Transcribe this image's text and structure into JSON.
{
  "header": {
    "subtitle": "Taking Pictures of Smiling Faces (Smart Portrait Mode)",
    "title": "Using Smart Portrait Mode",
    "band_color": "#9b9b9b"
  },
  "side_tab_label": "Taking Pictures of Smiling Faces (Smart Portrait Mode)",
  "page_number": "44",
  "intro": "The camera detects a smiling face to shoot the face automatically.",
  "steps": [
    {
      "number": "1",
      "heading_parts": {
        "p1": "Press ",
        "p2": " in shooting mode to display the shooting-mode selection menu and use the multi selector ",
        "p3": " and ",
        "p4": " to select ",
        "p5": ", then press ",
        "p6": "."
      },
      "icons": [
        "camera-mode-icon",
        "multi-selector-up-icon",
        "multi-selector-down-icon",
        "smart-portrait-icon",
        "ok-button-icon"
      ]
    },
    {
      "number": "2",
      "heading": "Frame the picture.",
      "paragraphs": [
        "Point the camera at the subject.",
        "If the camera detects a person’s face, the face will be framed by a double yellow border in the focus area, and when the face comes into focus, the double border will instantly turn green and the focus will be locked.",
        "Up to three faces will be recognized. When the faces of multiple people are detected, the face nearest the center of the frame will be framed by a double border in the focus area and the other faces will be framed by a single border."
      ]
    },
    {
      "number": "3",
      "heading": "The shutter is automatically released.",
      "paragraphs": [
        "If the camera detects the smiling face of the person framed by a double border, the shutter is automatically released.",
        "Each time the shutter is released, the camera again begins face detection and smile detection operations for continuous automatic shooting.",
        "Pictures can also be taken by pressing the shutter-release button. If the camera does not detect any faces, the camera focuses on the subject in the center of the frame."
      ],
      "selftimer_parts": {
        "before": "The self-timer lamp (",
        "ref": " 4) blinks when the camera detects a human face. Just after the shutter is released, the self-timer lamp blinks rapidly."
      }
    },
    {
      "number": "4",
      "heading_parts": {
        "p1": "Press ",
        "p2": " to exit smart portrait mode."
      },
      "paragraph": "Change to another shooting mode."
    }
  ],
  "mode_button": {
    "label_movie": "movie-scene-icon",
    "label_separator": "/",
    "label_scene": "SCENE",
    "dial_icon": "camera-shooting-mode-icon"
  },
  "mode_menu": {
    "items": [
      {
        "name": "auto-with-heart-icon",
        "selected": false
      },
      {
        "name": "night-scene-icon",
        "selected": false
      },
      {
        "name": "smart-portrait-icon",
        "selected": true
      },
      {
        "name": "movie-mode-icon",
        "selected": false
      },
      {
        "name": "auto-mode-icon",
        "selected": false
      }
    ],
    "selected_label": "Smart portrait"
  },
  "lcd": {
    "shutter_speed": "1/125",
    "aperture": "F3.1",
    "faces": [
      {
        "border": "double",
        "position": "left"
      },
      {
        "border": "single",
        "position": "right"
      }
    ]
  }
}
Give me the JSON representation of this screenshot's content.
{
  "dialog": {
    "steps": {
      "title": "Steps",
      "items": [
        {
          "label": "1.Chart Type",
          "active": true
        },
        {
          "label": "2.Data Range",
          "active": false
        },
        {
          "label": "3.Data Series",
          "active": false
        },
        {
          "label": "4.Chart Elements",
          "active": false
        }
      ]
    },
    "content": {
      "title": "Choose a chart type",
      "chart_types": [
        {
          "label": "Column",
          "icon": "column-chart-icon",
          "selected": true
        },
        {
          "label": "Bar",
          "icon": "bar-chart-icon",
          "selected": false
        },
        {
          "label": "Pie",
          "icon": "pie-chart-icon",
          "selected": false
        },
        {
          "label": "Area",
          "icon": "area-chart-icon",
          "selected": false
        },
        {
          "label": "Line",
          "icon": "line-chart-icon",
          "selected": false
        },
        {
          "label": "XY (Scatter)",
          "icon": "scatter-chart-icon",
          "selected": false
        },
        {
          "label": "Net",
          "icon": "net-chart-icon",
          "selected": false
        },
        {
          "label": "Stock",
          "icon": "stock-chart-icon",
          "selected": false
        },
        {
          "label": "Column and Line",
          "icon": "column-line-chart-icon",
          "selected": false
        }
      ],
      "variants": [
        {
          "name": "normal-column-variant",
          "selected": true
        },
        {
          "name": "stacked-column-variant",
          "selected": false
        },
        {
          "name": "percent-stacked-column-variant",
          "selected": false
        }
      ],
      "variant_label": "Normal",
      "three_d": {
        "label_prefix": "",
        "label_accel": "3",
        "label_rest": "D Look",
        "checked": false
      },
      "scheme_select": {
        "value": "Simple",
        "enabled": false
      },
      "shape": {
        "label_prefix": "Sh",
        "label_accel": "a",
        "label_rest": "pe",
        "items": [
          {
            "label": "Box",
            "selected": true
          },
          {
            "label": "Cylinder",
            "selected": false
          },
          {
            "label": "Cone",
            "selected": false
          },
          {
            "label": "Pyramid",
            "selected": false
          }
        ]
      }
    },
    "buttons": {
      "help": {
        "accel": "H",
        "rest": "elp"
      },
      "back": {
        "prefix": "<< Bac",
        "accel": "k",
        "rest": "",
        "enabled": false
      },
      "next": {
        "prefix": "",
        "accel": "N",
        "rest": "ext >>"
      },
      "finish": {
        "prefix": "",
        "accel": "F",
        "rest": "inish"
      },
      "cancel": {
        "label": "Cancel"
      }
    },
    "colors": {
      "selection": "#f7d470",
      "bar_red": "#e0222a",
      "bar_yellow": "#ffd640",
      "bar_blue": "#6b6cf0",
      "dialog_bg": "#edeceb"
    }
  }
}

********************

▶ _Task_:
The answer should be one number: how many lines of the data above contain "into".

▶ _Task result_:
2